Task to carry out:
If a line in the records below contains the word "this", return that line.

Page and application data records:

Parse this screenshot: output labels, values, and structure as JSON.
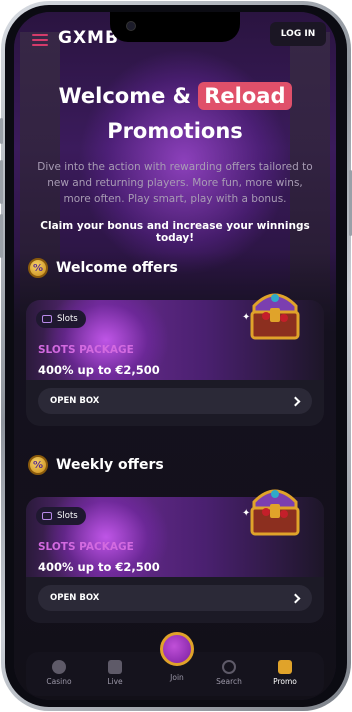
{
  "header": {
    "logo_text": "GXMB",
    "login_label": "LOG IN"
  },
  "hero": {
    "title_part1": "Welcome &",
    "title_highlight": "Reload",
    "title_part2": "Promotions",
    "description": "Dive into the action with rewarding offers tailored to new and returning players. More fun, more wins, more often. Play smart, play with a bonus.",
    "claim": "Claim your bonus and increase your winnings today!"
  },
  "sections": [
    {
      "title": "Welcome offers",
      "card": {
        "chip": "Slots",
        "name": "SLOTS PACKAGE",
        "amount": "400% up to €2,500",
        "button": "OPEN BOX"
      }
    },
    {
      "title": "Weekly offers",
      "card": {
        "chip": "Slots",
        "name": "SLOTS PACKAGE",
        "amount": "400% up to €2,500",
        "button": "OPEN BOX"
      }
    }
  ],
  "nav": {
    "casino": "Casino",
    "live": "Live",
    "join": "Join",
    "search": "Search",
    "promo": "Promo"
  },
  "colors": {
    "accent": "#e0506a",
    "pack_name": "#d36ae0",
    "promo_active": "#e0a32a"
  }
}
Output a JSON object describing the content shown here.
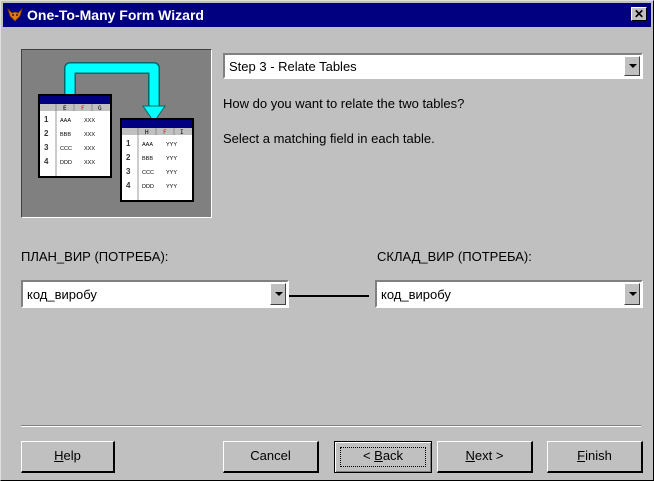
{
  "window": {
    "title": "One-To-Many Form Wizard",
    "close_glyph": "✕"
  },
  "step_select": {
    "value": "Step 3 - Relate Tables"
  },
  "instructions": {
    "question": "How do you want to relate the two tables?",
    "hint": "Select a matching field in each table."
  },
  "parent_table": {
    "label": "ПЛАН_ВИР (ПОТРЕБА):",
    "field": "код_виробу"
  },
  "child_table": {
    "label": "СКЛАД_ВИР (ПОТРЕБА):",
    "field": "код_виробу"
  },
  "illustration": {
    "left_table": {
      "headers": [
        "E",
        "F",
        "G"
      ],
      "rows": [
        [
          "1",
          "AAA",
          "XXX"
        ],
        [
          "2",
          "BBB",
          "XXX"
        ],
        [
          "3",
          "CCC",
          "XXX"
        ],
        [
          "4",
          "DDD",
          "XXX"
        ]
      ]
    },
    "right_table": {
      "headers": [
        "H",
        "F",
        "I"
      ],
      "rows": [
        [
          "1",
          "AAA",
          "YYY"
        ],
        [
          "2",
          "BBB",
          "YYY"
        ],
        [
          "3",
          "CCC",
          "YYY"
        ],
        [
          "4",
          "DDD",
          "YYY"
        ]
      ]
    },
    "arrow_color": "#00ffff",
    "highlight_color": "#ff0000"
  },
  "buttons": {
    "help": {
      "pre": "",
      "key": "H",
      "post": "elp"
    },
    "cancel": {
      "label": "Cancel"
    },
    "back": {
      "pre": "< ",
      "key": "B",
      "post": "ack"
    },
    "next": {
      "pre": "",
      "key": "N",
      "post": "ext >"
    },
    "finish": {
      "pre": "",
      "key": "F",
      "post": "inish"
    }
  }
}
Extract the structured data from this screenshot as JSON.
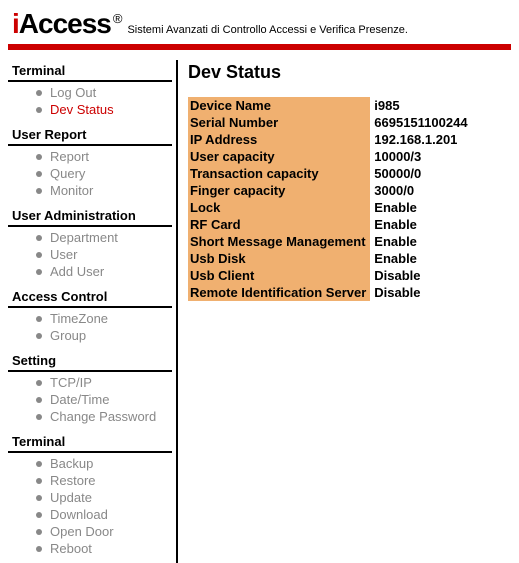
{
  "header": {
    "logo_i": "i",
    "logo_rest": "Access",
    "reg": "®",
    "tagline": "Sistemi Avanzati di Controllo Accessi e Verifica Presenze."
  },
  "sidebar": [
    {
      "title": "Terminal",
      "items": [
        {
          "label": "Log Out",
          "active": false
        },
        {
          "label": "Dev Status",
          "active": true
        }
      ]
    },
    {
      "title": "User Report",
      "items": [
        {
          "label": "Report",
          "active": false
        },
        {
          "label": "Query",
          "active": false
        },
        {
          "label": "Monitor",
          "active": false
        }
      ]
    },
    {
      "title": "User Administration",
      "items": [
        {
          "label": "Department",
          "active": false
        },
        {
          "label": "User",
          "active": false
        },
        {
          "label": "Add User",
          "active": false
        }
      ]
    },
    {
      "title": "Access Control",
      "items": [
        {
          "label": "TimeZone",
          "active": false
        },
        {
          "label": "Group",
          "active": false
        }
      ]
    },
    {
      "title": "Setting",
      "items": [
        {
          "label": "TCP/IP",
          "active": false
        },
        {
          "label": "Date/Time",
          "active": false
        },
        {
          "label": "Change Password",
          "active": false
        }
      ]
    },
    {
      "title": "Terminal",
      "items": [
        {
          "label": "Backup",
          "active": false
        },
        {
          "label": "Restore",
          "active": false
        },
        {
          "label": "Update",
          "active": false
        },
        {
          "label": "Download",
          "active": false
        },
        {
          "label": "Open Door",
          "active": false
        },
        {
          "label": "Reboot",
          "active": false
        }
      ]
    }
  ],
  "main": {
    "title": "Dev Status",
    "rows": [
      {
        "label": "Device Name",
        "value": "i985"
      },
      {
        "label": "Serial Number",
        "value": "6695151100244"
      },
      {
        "label": "IP Address",
        "value": "192.168.1.201"
      },
      {
        "label": "User capacity",
        "value": "10000/3"
      },
      {
        "label": "Transaction capacity",
        "value": "50000/0"
      },
      {
        "label": "Finger capacity",
        "value": "3000/0"
      },
      {
        "label": "Lock",
        "value": "Enable"
      },
      {
        "label": "RF Card",
        "value": "Enable"
      },
      {
        "label": "Short Message Management",
        "value": "Enable"
      },
      {
        "label": "Usb Disk",
        "value": "Enable"
      },
      {
        "label": "Usb Client",
        "value": "Disable"
      },
      {
        "label": "Remote Identification Server",
        "value": "Disable"
      }
    ]
  }
}
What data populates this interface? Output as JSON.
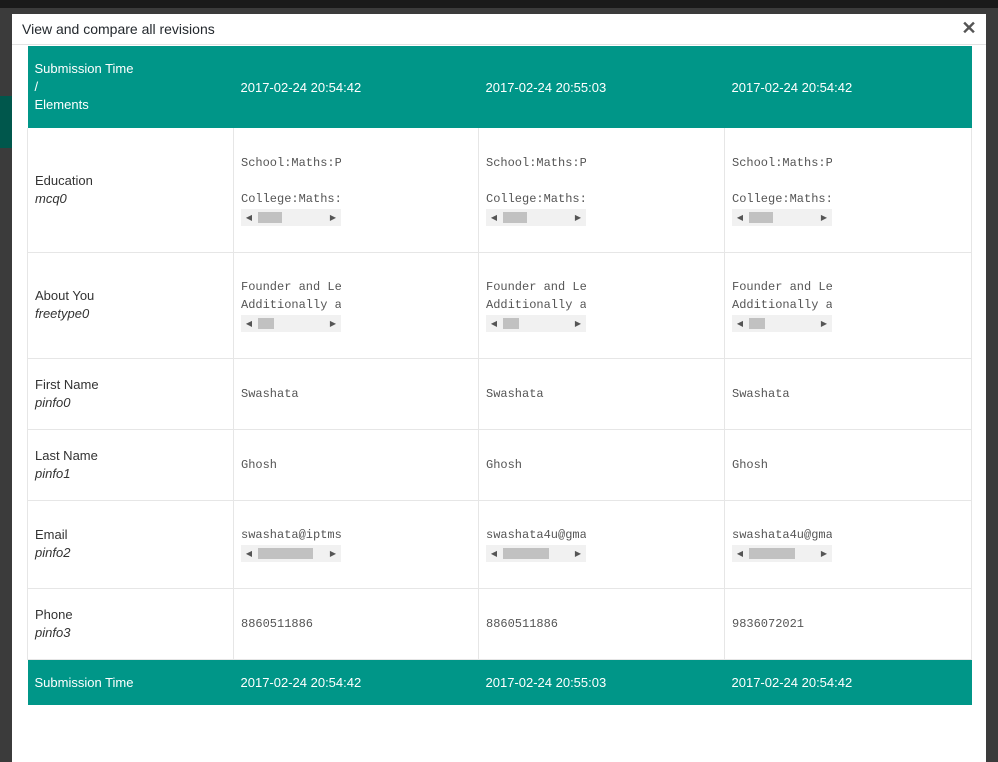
{
  "modal": {
    "title": "View and compare all revisions",
    "close_label": "✕"
  },
  "table": {
    "header_label_line1": "Submission Time",
    "header_label_line2": "/",
    "header_label_line3": "Elements",
    "revisions": [
      "2017-02-24 20:54:42",
      "2017-02-24 20:55:03",
      "2017-02-24 20:54:42"
    ],
    "footer_label": "Submission Time",
    "rows": [
      {
        "label": "Education",
        "key": "mcq0",
        "values": [
          {
            "line1": "School:Maths:P",
            "line2": "College:Maths:"
          },
          {
            "line1": "School:Maths:P",
            "line2": "College:Maths:"
          },
          {
            "line1": "School:Maths:P",
            "line2": "College:Maths:"
          }
        ]
      },
      {
        "label": "About You",
        "key": "freetype0",
        "values": [
          {
            "line1": "Founder and Le",
            "line2": "Additionally a"
          },
          {
            "line1": "Founder and Le",
            "line2": "Additionally a"
          },
          {
            "line1": "Founder and Le",
            "line2": "Additionally a"
          }
        ]
      },
      {
        "label": "First Name",
        "key": "pinfo0",
        "values": [
          "Swashata",
          "Swashata",
          "Swashata"
        ]
      },
      {
        "label": "Last Name",
        "key": "pinfo1",
        "values": [
          "Ghosh",
          "Ghosh",
          "Ghosh"
        ]
      },
      {
        "label": "Email",
        "key": "pinfo2",
        "values": [
          "swashata@iptms",
          "swashata4u@gma",
          "swashata4u@gma"
        ]
      },
      {
        "label": "Phone",
        "key": "pinfo3",
        "values": [
          "8860511886",
          "8860511886",
          "9836072021"
        ]
      }
    ]
  },
  "colors": {
    "header_bg": "#009688",
    "overlay_bg": "#3b3b3b"
  }
}
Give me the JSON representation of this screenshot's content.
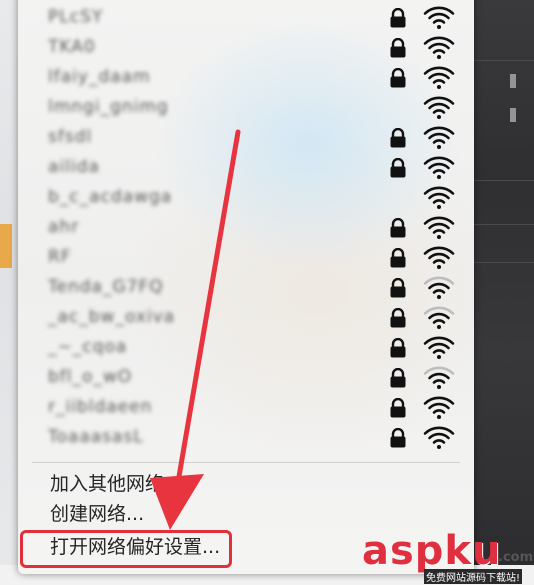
{
  "networks": [
    {
      "name": "PLcSY",
      "locked": true,
      "signal": 3
    },
    {
      "name": "TKA0",
      "locked": true,
      "signal": 3
    },
    {
      "name": "lfaiy_daam",
      "locked": true,
      "signal": 3
    },
    {
      "name": "lmngi_gnimg",
      "locked": false,
      "signal": 3
    },
    {
      "name": "sfsdl",
      "locked": true,
      "signal": 3
    },
    {
      "name": "ailida",
      "locked": true,
      "signal": 3
    },
    {
      "name": "b_c_acdawga",
      "locked": false,
      "signal": 3
    },
    {
      "name": "ahr",
      "locked": true,
      "signal": 3
    },
    {
      "name": "RF",
      "locked": true,
      "signal": 3
    },
    {
      "name": "Tenda_G7FQ",
      "locked": true,
      "signal": 2
    },
    {
      "name": "_ac_bw_oxiva",
      "locked": true,
      "signal": 2
    },
    {
      "name": "_~_cqoa",
      "locked": true,
      "signal": 3
    },
    {
      "name": "bfl_o_wO",
      "locked": true,
      "signal": 2
    },
    {
      "name": "r_iibldaeen",
      "locked": true,
      "signal": 3
    },
    {
      "name": "ToaaasasL",
      "locked": true,
      "signal": 3
    }
  ],
  "menu": {
    "join_other": "加入其他网络...",
    "create_network": "创建网络...",
    "open_preferences": "打开网络偏好设置..."
  },
  "watermark": {
    "logo": "aspku",
    "tld": ".com",
    "subtitle": "免费网站源码下载站!"
  },
  "colors": {
    "annotation_red": "#e0303b"
  }
}
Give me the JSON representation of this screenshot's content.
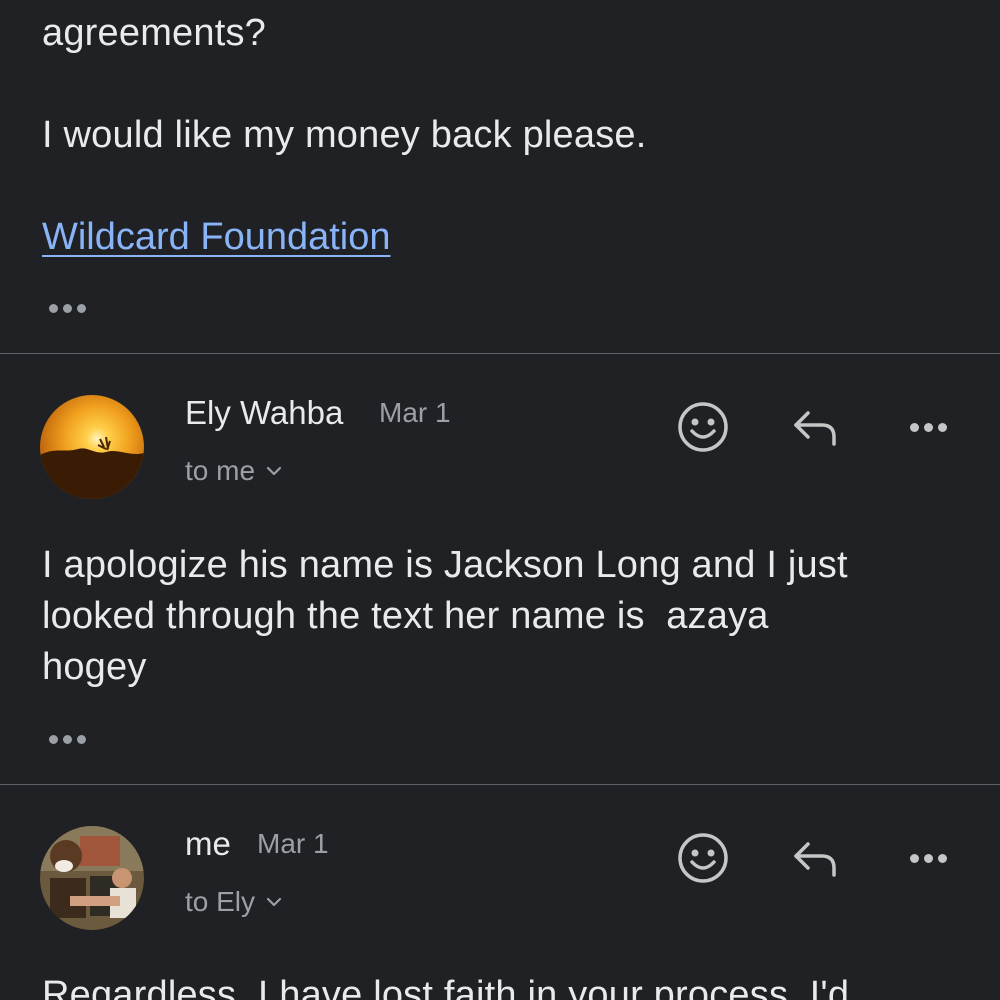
{
  "message1": {
    "partial_line": "agreements?",
    "paragraph": "I would like my money back please.",
    "signature_link": "Wildcard Foundation"
  },
  "message2": {
    "sender": "Ely Wahba",
    "date": "Mar 1",
    "to": "to me",
    "body_lines": [
      "I apologize his name is Jackson Long and I just",
      "looked through the text her name is  azaya",
      "hogey"
    ],
    "avatar": "sunset-photo"
  },
  "message3": {
    "sender": "me",
    "date": "Mar 1",
    "to": "to Ely",
    "body_partial": "Regardless, I have lost faith in your process. I'd",
    "avatar": "person-photo"
  },
  "icons": {
    "react": "emoji-smile-icon",
    "reply": "reply-arrow-icon",
    "more": "more-horizontal-icon",
    "expand": "chevron-down-icon",
    "trimmed": "ellipsis-icon"
  },
  "colors": {
    "background": "#202124",
    "text": "#e8eaed",
    "secondary_text": "#9aa0a6",
    "link": "#8ab4f8",
    "divider": "#5f6368"
  }
}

Response below:
Parse this screenshot: output labels, values, and structure as JSON.
Extract the structured data from this screenshot as JSON.
What data populates this interface? Output as JSON.
Give me the JSON representation of this screenshot's content.
Give me the JSON representation of this screenshot's content.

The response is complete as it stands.